Huffington Post profiles Canada’s most beautiful university campuses

The Huffington Post Canada has published a list with photographs of what it says are the most beautiful university campuses in Canada. More than 25 universities from coast to coast are profiled. The Huffington Post says that “most Canadian students at these institutions get to experience all four seasons, historic buildings and all of the country’s natural beauty. Or urban atmosphere, depending on your location.” Among the universities highlighted in the article are Mount Royal University, Quest University, Lakehead University, Nipissing University, University of King’s College, Royal Roads University, St Thomas University, Bishop’s University, Acadia University, and Saint Mary’s University. Huffington Post

New book offers instructive analysis of PSE writing assignments
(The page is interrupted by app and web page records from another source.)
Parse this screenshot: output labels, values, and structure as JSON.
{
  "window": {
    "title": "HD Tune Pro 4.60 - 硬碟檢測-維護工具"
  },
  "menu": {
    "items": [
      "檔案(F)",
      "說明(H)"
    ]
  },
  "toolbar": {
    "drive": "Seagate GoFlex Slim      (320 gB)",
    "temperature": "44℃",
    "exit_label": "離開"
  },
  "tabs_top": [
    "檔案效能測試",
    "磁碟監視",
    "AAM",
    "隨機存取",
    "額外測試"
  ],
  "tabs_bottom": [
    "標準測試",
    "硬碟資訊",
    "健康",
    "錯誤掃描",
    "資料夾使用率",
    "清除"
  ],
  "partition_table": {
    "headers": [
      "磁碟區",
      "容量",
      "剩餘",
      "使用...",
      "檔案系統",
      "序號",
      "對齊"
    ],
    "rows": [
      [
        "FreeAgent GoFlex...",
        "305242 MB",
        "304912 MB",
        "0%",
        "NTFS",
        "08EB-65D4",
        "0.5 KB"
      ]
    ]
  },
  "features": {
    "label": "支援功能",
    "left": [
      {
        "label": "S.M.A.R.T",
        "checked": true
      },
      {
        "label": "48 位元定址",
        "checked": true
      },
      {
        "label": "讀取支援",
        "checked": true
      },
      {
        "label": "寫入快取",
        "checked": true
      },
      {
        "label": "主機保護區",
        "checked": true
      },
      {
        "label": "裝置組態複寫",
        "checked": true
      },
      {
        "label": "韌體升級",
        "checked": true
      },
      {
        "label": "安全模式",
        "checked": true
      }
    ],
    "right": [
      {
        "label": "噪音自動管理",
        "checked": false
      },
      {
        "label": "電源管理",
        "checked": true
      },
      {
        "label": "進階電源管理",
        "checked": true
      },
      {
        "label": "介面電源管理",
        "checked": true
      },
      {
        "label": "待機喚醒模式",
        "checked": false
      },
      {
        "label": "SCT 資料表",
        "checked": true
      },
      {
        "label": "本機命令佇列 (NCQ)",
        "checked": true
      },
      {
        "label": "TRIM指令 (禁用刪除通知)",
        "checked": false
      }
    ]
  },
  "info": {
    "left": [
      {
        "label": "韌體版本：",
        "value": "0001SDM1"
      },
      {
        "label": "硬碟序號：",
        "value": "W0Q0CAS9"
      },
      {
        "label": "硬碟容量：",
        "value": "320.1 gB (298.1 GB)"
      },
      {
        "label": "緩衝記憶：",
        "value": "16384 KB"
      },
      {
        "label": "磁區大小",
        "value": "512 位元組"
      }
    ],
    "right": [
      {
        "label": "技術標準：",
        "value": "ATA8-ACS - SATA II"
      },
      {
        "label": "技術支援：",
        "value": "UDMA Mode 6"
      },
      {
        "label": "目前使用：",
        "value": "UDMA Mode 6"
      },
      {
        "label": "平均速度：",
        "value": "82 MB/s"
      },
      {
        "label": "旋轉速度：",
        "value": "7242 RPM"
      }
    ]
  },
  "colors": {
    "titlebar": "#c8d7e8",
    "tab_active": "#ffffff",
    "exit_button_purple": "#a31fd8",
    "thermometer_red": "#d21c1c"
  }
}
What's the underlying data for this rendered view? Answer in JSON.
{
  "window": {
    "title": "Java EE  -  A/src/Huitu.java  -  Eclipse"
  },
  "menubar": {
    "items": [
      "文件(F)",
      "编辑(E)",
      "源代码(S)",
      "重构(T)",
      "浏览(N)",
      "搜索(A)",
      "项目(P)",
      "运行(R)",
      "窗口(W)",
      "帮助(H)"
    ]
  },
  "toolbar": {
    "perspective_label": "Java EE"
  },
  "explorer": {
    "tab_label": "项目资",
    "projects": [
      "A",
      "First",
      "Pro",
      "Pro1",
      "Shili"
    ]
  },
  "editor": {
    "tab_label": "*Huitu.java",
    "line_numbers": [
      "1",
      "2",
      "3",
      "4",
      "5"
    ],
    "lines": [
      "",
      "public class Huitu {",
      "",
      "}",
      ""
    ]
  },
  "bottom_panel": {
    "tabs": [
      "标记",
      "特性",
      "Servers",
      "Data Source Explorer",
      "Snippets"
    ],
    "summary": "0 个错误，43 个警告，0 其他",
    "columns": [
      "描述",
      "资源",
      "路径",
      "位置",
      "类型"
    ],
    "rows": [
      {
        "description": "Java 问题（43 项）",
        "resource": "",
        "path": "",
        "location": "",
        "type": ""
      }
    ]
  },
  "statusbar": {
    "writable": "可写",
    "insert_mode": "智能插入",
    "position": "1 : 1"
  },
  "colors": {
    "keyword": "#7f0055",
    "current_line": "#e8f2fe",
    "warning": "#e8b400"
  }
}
For a new book, California State University at Sacramento’s Reading and Writing Coordinator Dan Melzer evaluated more than 2,100 writing assignments from 100 US PSE institutions. Melzer’s analysis suggests that writing assignments tend to be limited in purpose, with two-thirds asking about details from a lecture or reading. 13% of assignments in his sample asked for exploratory writing, but poetic or expressive writing assignments were “almost nonexistent” across institution types and course levels. Melzer also says that grammatical correctness often takes precedence over critical thinking. The study further points to the influence of the Internet on classroom writing: a significant number of exploratory assignments were to be posted on online discussion boards or shared via email. Melzer also found that a growing number of professors are experimenting with non-traditional forms of research, which he attributes to the growth of “writing across the curriculum” programs. Inside Higher Ed

CIC creates cartoons to correct misconceptions about liberal arts colleges

Twitter users who denigrate the liberal arts may be in for a debate from a couple of cartoon characters. The US-based Council of Independent Colleges (CIC) has created 2 characters, named Libby and Art, to respond to what they describe as “really negative, incorrect, factless stories” about liberal-arts colleges’ affordability and outcomes. Libby was created to share student insights, while Art, who in his tweed jacket and glasses resembles a stereotypical college professor, “tweets the facts.” The CIC has hired a Baltimore-based social-media expert to manage the characters’ account. Each day, the social media manager sifts through a long list of social media posts and identifies opportunities to correct misperceptions. He’s found that images, including infographics and photographs, tend to be the most popular posts. The Chronicle of Higher Education | @SmartColleges Twitter Feed